The change in policy was instituted by General John Nicholson, the senior U.S. commander in Kabul, over fears that families could be left guessing for days after casualties have been publicly announced but not identified, and before families could be notified, said military spokesman Captain Bill Salvin.
"It's a balance we're trying to strike between trying to provide all the support we can to families, while also informing the public," he told Reuters.
Previously, the U.S. military command in Kabul issued a initial announcement only stating that a soldier had been killed, often including a general location within Afghanistan, but not identifying the casualties.
Once the soldier's family or next of kin had been notified, the Pentagon would release more details, including names and home units.
The change in policy was revealed this week when U.S. Army Private First Class Hansen Kirkpatrick was killed in Afghanistan's Helmand province on Monday, but officials did not announce that a soldier had been killed until Wednesday, when his death and identity was released.
Buzzfeed news reported on Wednesday that the policy only applied to Afghanistan, and had not been introduced in other war zones like Iraq and Syria.
Salvin confirmed that the new policy was ordered by Nicholson but said military spokesmen would continue to release casualty reports, albeit on a more delayed schedule.
"There might be a bit longer period before we report it," he said.
About 13,000 U.S. and allied troops in a NATO-led force are deployed in Afghanistan to train and advise its security forces struggling against Taliban insurgents.

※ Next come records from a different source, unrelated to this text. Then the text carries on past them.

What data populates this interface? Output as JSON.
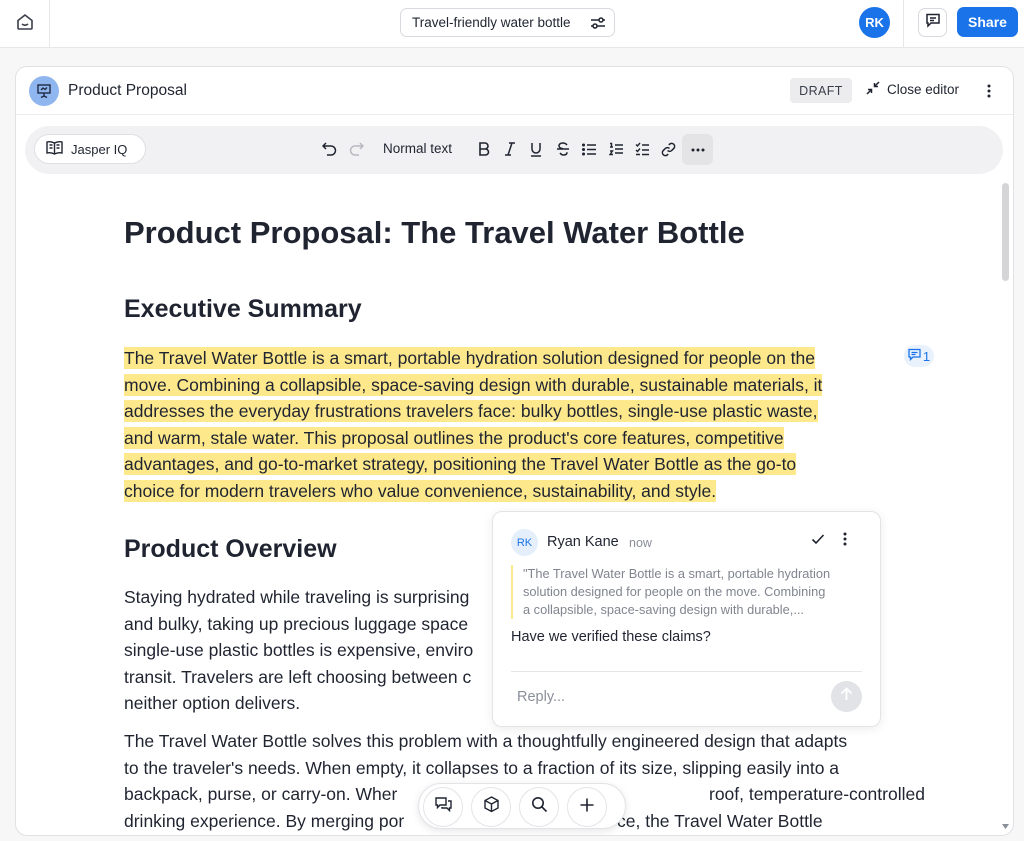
{
  "topbar": {
    "home_icon": "home-icon",
    "topic": "Travel-friendly water bottle",
    "topic_icon": "sliders-icon",
    "avatar_initials": "RK",
    "comments_icon": "comment-icon",
    "share_label": "Share"
  },
  "editor": {
    "doc_icon": "presentation-icon",
    "title": "Product Proposal",
    "status_badge": "DRAFT",
    "close_label": "Close editor"
  },
  "toolbar": {
    "jasper_label": "Jasper IQ",
    "text_style": "Normal text",
    "icons": [
      "undo-icon",
      "redo-icon",
      "bold-icon",
      "italic-icon",
      "underline-icon",
      "strikethrough-icon",
      "bullet-list-icon",
      "numbered-list-icon",
      "checklist-icon",
      "link-icon",
      "more-icon"
    ]
  },
  "document": {
    "title": "Product Proposal: The Travel Water Bottle",
    "sections": [
      {
        "heading": "Executive Summary",
        "paragraphs": [
          {
            "lines": [
              "The Travel Water Bottle is a smart, portable hydration solution designed for people on the",
              "move. Combining a collapsible, space-saving design with durable, sustainable materials, it",
              "addresses the everyday frustrations travelers face: bulky bottles, single-use plastic waste,",
              "and warm, stale water. This proposal outlines the product's core features, competitive",
              "advantages, and go-to-market strategy, positioning the Travel Water Bottle as the go-to",
              "choice for modern travelers who value convenience, sustainability, and style."
            ]
          }
        ]
      },
      {
        "heading": "Product Overview",
        "paragraphs": [
          {
            "lines": [
              "Staying hydrated while traveling is surprising",
              "and bulky, taking up precious luggage space",
              "single-use plastic bottles is expensive, enviro",
              "transit. Travelers are left choosing between c",
              "neither option delivers."
            ]
          },
          {
            "lines": [
              "The Travel Water Bottle solves this problem with a thoughtfully engineered design that adapts",
              "to the traveler's needs. When empty, it collapses to a fraction of its size, slipping easily into a",
              "backpack, purse, or carry-on. Wher",
              "drinking experience. By merging por"
            ],
            "line3_tail": "roof, temperature-controlled",
            "line4_tail": "ce, the Travel Water Bottle"
          }
        ]
      }
    ],
    "comment_count": "1"
  },
  "comment": {
    "author_initials": "RK",
    "author": "Ryan Kane",
    "time": "now",
    "quote_lines": [
      "\"The Travel Water Bottle is a smart, portable hydration",
      "solution designed for people on the move. Combining",
      "a collapsible, space-saving design with durable,..."
    ],
    "message": "Have we verified these claims?",
    "reply_placeholder": "Reply..."
  },
  "floating_toolbar": {
    "icons": [
      "chat-icon",
      "cube-icon",
      "search-icon",
      "plus-icon"
    ]
  },
  "colors": {
    "accent": "#1a73e8",
    "highlight": "#fde88c"
  }
}
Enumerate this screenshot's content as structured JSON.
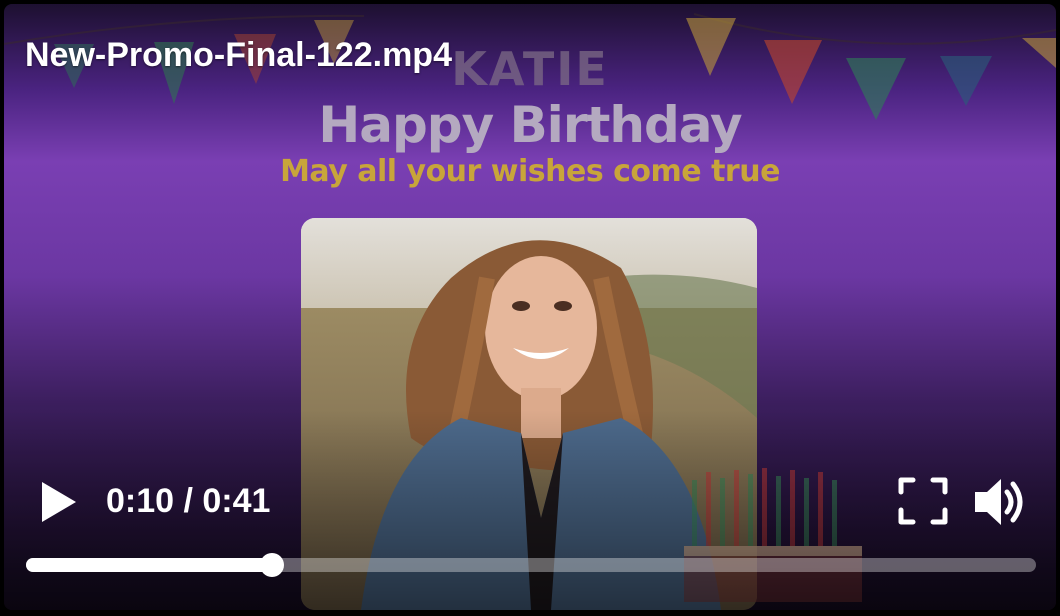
{
  "player": {
    "file_title": "New-Promo-Final-122.mp4",
    "time_display": "0:10 / 0:41",
    "current_seconds": 10,
    "duration_seconds": 41,
    "progress_fraction": 0.2439
  },
  "video_frame": {
    "name": "KATIE",
    "headline": "Happy Birthday",
    "subline": "May all your wishes come true"
  },
  "icons": {
    "play": "play-icon",
    "fullscreen": "fullscreen-icon",
    "volume": "volume-icon"
  },
  "colors": {
    "gradient_mid": "#7a3fb3",
    "subline_gold": "#c8a53a",
    "headline_gray": "#b4a9c0",
    "control_white": "#ffffff"
  }
}
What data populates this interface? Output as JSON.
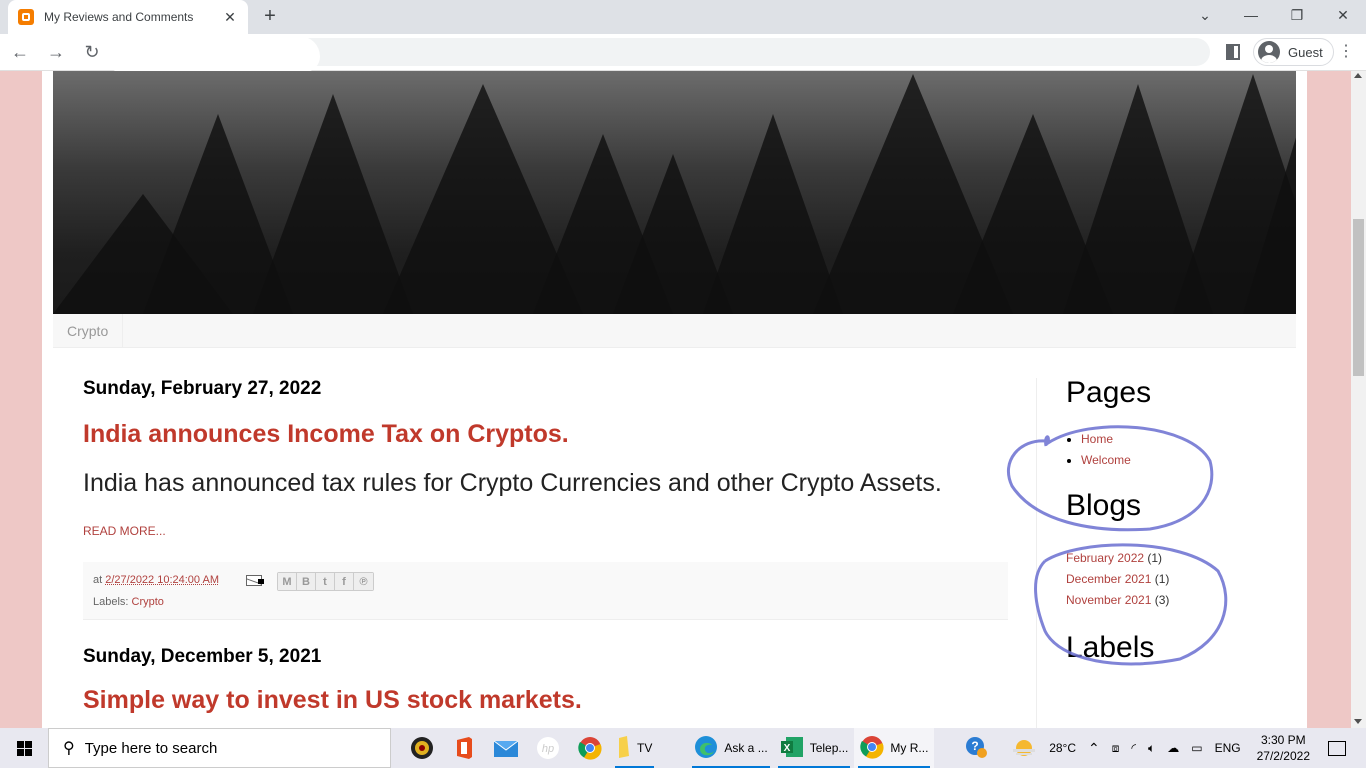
{
  "browser": {
    "tab_title": "My Reviews and Comments",
    "tab_close": "✕",
    "new_tab": "+",
    "window_controls": {
      "dropdown": "⌄",
      "minimize": "—",
      "restore": "❐",
      "close": "✕"
    },
    "nav": {
      "back": "←",
      "forward": "→",
      "reload": "↻"
    },
    "profile_label": "Guest",
    "menu": "⋮"
  },
  "blog": {
    "page_tabs": [
      "Crypto"
    ],
    "posts": [
      {
        "date": "Sunday, February 27, 2022",
        "title": "India announces Income Tax on Cryptos.",
        "snippet": "India has announced tax rules for Crypto Currencies and other Crypto Assets.",
        "read_more": "READ MORE...",
        "footer": {
          "at_prefix": "at ",
          "timestamp": "2/27/2022 10:24:00 AM",
          "labels_prefix": "Labels: ",
          "label": "Crypto"
        }
      },
      {
        "date": "Sunday, December 5, 2021",
        "title": "Simple way to invest in US stock markets."
      }
    ],
    "share_buttons": [
      {
        "name": "email-share",
        "glyph": "M"
      },
      {
        "name": "blogger-share",
        "glyph": "B"
      },
      {
        "name": "twitter-share",
        "glyph": "t"
      },
      {
        "name": "facebook-share",
        "glyph": "f"
      },
      {
        "name": "pinterest-share",
        "glyph": "℗"
      }
    ],
    "sidebar": {
      "pages_title": "Pages",
      "pages": [
        "Home",
        "Welcome"
      ],
      "blogs_title": "Blogs",
      "archive": [
        {
          "label": "February 2022",
          "count": "(1)"
        },
        {
          "label": "December 2021",
          "count": "(1)"
        },
        {
          "label": "November 2021",
          "count": "(3)"
        }
      ],
      "labels_title": "Labels"
    },
    "colors": {
      "link": "#b0413e",
      "title": "#c0392b",
      "page_bg": "#eec8c6",
      "annotation": "#6a6fd0"
    }
  },
  "taskbar": {
    "search_placeholder": "Type here to search",
    "apps": [
      {
        "name": "file-explorer-tv",
        "label": "TV"
      },
      {
        "name": "edge-ask",
        "label": "Ask a ..."
      },
      {
        "name": "excel-telep",
        "label": "Telep..."
      },
      {
        "name": "chrome-my-reviews",
        "label": "My R..."
      }
    ],
    "weather": "28°C",
    "language": "ENG",
    "time": "3:30 PM",
    "date": "27/2/2022"
  }
}
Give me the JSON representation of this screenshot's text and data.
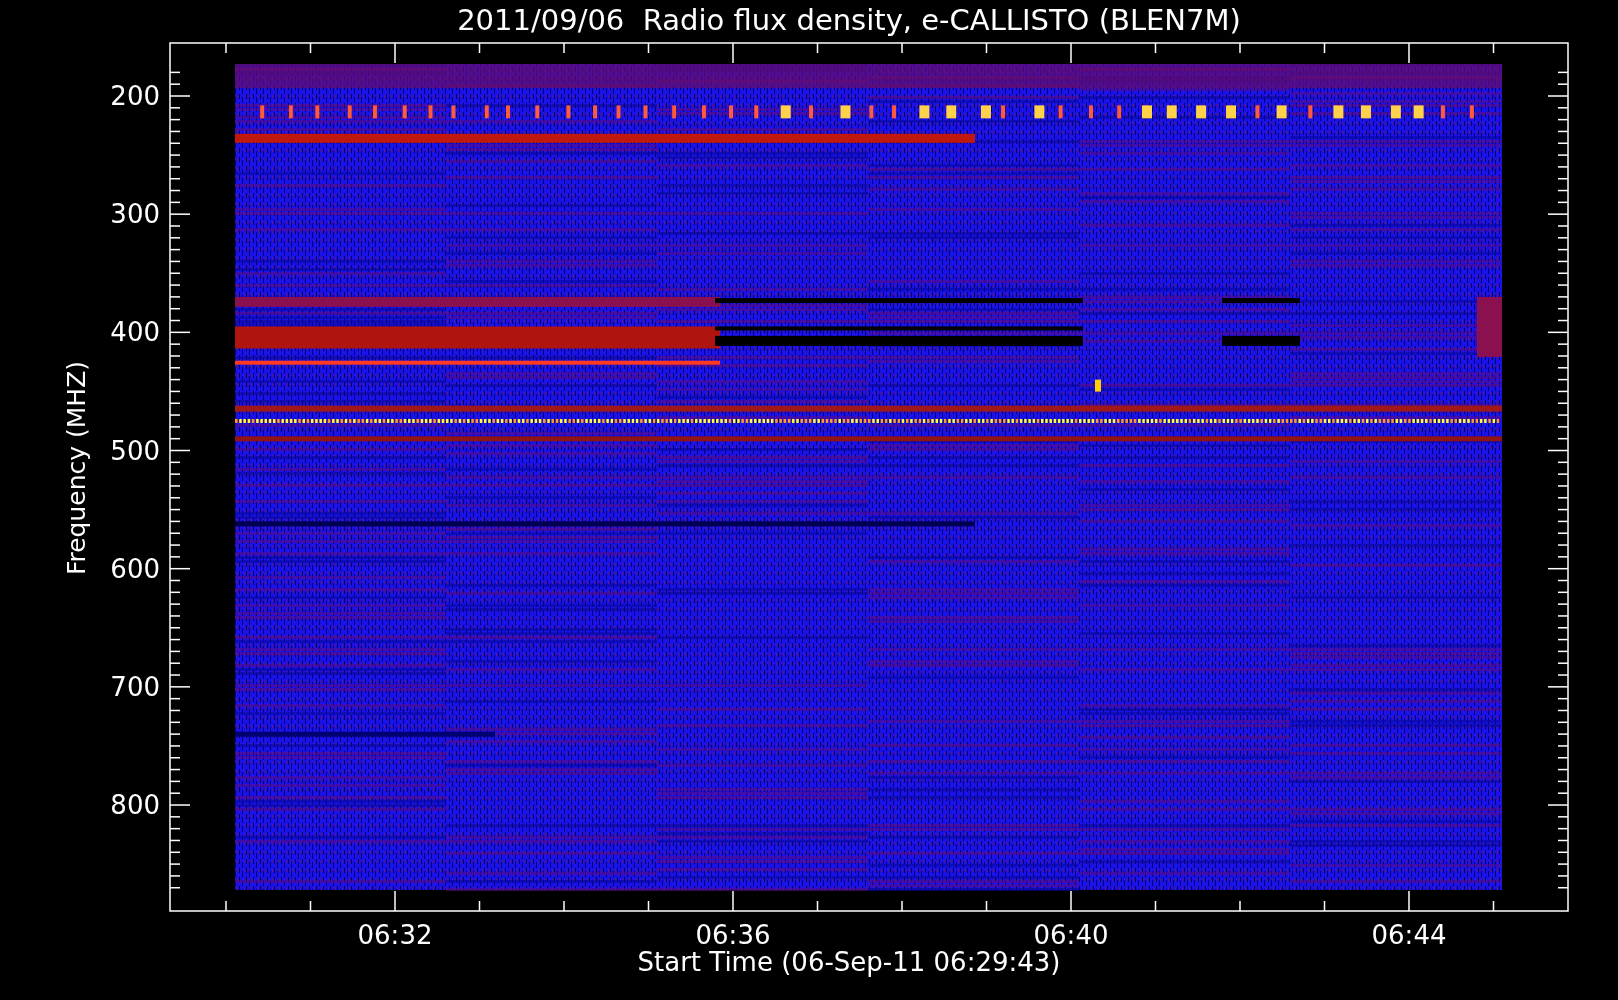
{
  "title": "2011/09/06  Radio flux density, e-CALLISTO (BLEN7M)",
  "y_axis": {
    "label": "Frequency (MHZ)",
    "ticks": [
      "200",
      "300",
      "400",
      "500",
      "600",
      "700",
      "800"
    ]
  },
  "x_axis": {
    "label": "Start Time (06-Sep-11 06:29:43)",
    "ticks": [
      "06:32",
      "06:36",
      "06:40",
      "06:44"
    ]
  }
}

Several thousand additional American forces operate in a separate counterterrorism mission in the country. Kirkpatrick was part of that mission.
Salvin said the U.S. military would still respond to public reports of casualties, as occasionally happens when Afghan officials report casualties among foreign troops.
(Reporting by Josh Smith; Editing by Robert Birsel)